- _WORK INSTRUCTION_: Reproduce the listing that follows with no differences at all.

- _SOURCE MATERIAL_:
[Start of Attachment]
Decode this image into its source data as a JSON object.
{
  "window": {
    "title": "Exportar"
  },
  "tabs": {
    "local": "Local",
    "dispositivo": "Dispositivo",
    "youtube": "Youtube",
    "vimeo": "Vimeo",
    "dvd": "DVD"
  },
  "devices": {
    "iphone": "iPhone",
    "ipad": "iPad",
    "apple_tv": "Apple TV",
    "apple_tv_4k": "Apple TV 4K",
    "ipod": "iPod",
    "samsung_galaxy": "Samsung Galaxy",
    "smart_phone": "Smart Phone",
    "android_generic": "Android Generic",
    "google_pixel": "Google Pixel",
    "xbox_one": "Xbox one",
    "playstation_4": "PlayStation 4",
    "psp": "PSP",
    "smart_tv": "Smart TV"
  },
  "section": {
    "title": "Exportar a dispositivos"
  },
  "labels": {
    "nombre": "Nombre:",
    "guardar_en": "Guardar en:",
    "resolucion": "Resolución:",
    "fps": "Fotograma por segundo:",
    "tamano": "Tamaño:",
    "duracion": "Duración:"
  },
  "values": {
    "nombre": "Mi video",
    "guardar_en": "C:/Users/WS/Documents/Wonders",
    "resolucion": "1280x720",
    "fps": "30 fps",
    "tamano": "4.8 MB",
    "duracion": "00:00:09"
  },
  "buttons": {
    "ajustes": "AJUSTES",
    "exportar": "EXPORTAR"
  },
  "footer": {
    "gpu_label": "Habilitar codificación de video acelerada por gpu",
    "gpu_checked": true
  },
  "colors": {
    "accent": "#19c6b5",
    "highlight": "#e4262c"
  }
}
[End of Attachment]
- _RESPONSE TO THIS TASK_:
Decode this image into its source data as a JSON object.
{
  "window": {
    "title": "Exportar"
  },
  "tabs": {
    "local": "Local",
    "dispositivo": "Dispositivo",
    "youtube": "Youtube",
    "vimeo": "Vimeo",
    "dvd": "DVD"
  },
  "devices": {
    "iphone": "iPhone",
    "ipad": "iPad",
    "apple_tv": "Apple TV",
    "apple_tv_4k": "Apple TV 4K",
    "ipod": "iPod",
    "samsung_galaxy": "Samsung Galaxy",
    "smart_phone": "Smart Phone",
    "android_generic": "Android Generic",
    "google_pixel": "Google Pixel",
    "xbox_one": "Xbox one",
    "playstation_4": "PlayStation 4",
    "psp": "PSP",
    "smart_tv": "Smart TV"
  },
  "section": {
    "title": "Exportar a dispositivos"
  },
  "labels": {
    "nombre": "Nombre:",
    "guardar_en": "Guardar en:",
    "resolucion": "Resolución:",
    "fps": "Fotograma por segundo:",
    "tamano": "Tamaño:",
    "duracion": "Duración:"
  },
  "values": {
    "nombre": "Mi video",
    "guardar_en": "C:/Users/WS/Documents/Wonders",
    "resolucion": "1280x720",
    "fps": "30 fps",
    "tamano": "4.8 MB",
    "duracion": "00:00:09"
  },
  "buttons": {
    "ajustes": "AJUSTES",
    "exportar": "EXPORTAR"
  },
  "footer": {
    "gpu_label": "Habilitar codificación de video acelerada por gpu",
    "gpu_checked": true
  },
  "colors": {
    "accent": "#19c6b5",
    "highlight": "#e4262c"
  }
}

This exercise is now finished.